For this task, copy the data that follows exactly, keeping every character.

========================================

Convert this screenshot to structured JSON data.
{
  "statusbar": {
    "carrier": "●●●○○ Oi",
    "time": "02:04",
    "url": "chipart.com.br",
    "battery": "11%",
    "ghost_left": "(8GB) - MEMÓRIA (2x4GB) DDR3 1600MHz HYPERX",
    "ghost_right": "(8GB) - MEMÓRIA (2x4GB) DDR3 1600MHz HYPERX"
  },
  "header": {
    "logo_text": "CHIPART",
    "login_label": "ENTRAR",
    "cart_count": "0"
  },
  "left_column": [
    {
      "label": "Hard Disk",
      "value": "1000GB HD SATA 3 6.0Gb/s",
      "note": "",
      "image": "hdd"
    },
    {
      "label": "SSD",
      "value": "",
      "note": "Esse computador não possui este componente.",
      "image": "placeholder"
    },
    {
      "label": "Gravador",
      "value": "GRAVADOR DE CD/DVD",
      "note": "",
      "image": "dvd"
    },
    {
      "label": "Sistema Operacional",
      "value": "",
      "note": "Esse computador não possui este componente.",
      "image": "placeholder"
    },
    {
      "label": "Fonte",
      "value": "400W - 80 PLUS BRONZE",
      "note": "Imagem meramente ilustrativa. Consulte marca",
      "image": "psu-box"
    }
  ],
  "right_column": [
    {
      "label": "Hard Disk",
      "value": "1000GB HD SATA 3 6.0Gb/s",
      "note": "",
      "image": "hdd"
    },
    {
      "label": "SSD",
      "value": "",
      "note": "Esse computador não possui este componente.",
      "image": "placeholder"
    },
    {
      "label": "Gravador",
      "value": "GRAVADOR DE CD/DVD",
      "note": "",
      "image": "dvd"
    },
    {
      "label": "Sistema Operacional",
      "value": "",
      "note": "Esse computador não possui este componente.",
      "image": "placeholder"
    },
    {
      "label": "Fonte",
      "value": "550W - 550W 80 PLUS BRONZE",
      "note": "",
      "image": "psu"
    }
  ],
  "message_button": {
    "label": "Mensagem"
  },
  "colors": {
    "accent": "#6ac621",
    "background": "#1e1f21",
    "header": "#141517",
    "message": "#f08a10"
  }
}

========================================

● **Result of this task**
Convert this screenshot to structured JSON data.
{
  "statusbar": {
    "carrier": "●●●○○ Oi",
    "time": "02:04",
    "url": "chipart.com.br",
    "battery": "11%",
    "ghost_left": "(8GB) - MEMÓRIA (2x4GB) DDR3 1600MHz HYPERX",
    "ghost_right": "(8GB) - MEMÓRIA (2x4GB) DDR3 1600MHz HYPERX"
  },
  "header": {
    "logo_text": "CHIPART",
    "login_label": "ENTRAR",
    "cart_count": "0"
  },
  "left_column": [
    {
      "label": "Hard Disk",
      "value": "1000GB HD SATA 3 6.0Gb/s",
      "note": "",
      "image": "hdd"
    },
    {
      "label": "SSD",
      "value": "",
      "note": "Esse computador não possui este componente.",
      "image": "placeholder"
    },
    {
      "label": "Gravador",
      "value": "GRAVADOR DE CD/DVD",
      "note": "",
      "image": "dvd"
    },
    {
      "label": "Sistema Operacional",
      "value": "",
      "note": "Esse computador não possui este componente.",
      "image": "placeholder"
    },
    {
      "label": "Fonte",
      "value": "400W - 80 PLUS BRONZE",
      "note": "Imagem meramente ilustrativa. Consulte marca",
      "image": "psu-box"
    }
  ],
  "right_column": [
    {
      "label": "Hard Disk",
      "value": "1000GB HD SATA 3 6.0Gb/s",
      "note": "",
      "image": "hdd"
    },
    {
      "label": "SSD",
      "value": "",
      "note": "Esse computador não possui este componente.",
      "image": "placeholder"
    },
    {
      "label": "Gravador",
      "value": "GRAVADOR DE CD/DVD",
      "note": "",
      "image": "dvd"
    },
    {
      "label": "Sistema Operacional",
      "value": "",
      "note": "Esse computador não possui este componente.",
      "image": "placeholder"
    },
    {
      "label": "Fonte",
      "value": "550W - 550W 80 PLUS BRONZE",
      "note": "",
      "image": "psu"
    }
  ],
  "message_button": {
    "label": "Mensagem"
  },
  "colors": {
    "accent": "#6ac621",
    "background": "#1e1f21",
    "header": "#141517",
    "message": "#f08a10"
  }
}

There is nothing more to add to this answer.